The original post regarding the facts of this case and jury award is here.
The debate over the use of trans fats has been ongoing for years. Despite claims that trans fats are unhealthy, the Food and Drug Administration historically considered them safe for use in food. Many of our favorite foods contain the ingredient, including Popeyes fried chicken and Betty Crocker frosting and cake mix.

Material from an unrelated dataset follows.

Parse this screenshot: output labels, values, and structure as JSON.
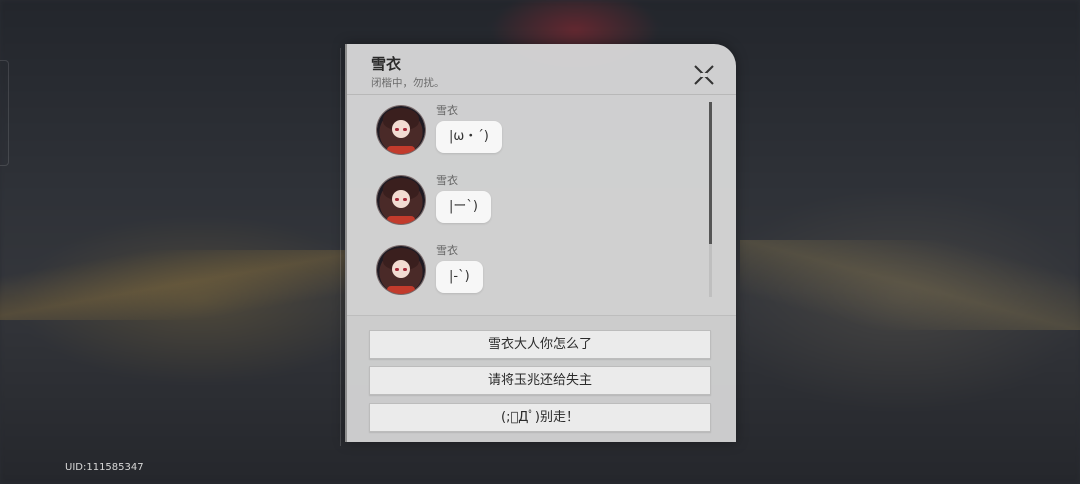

On June 16, 2015, FDA banned the use of partially hydrogenated oils (“PHOs”), the primary source of artificial trans fat, unless and until a company gets food additive approval from FDA for use of the ingredient. FDA’s final determination found that PHOs are no longer generally recognized as safe (“GRAS”) because there is no longer a consensus among experts that PHOs are safe for use in food. The ban only applies to artificial trans fats, not naturally occurring trans fats. Food manufacturers and distributors have until June 18, 2018 to make sure they remove trans fat from their foods.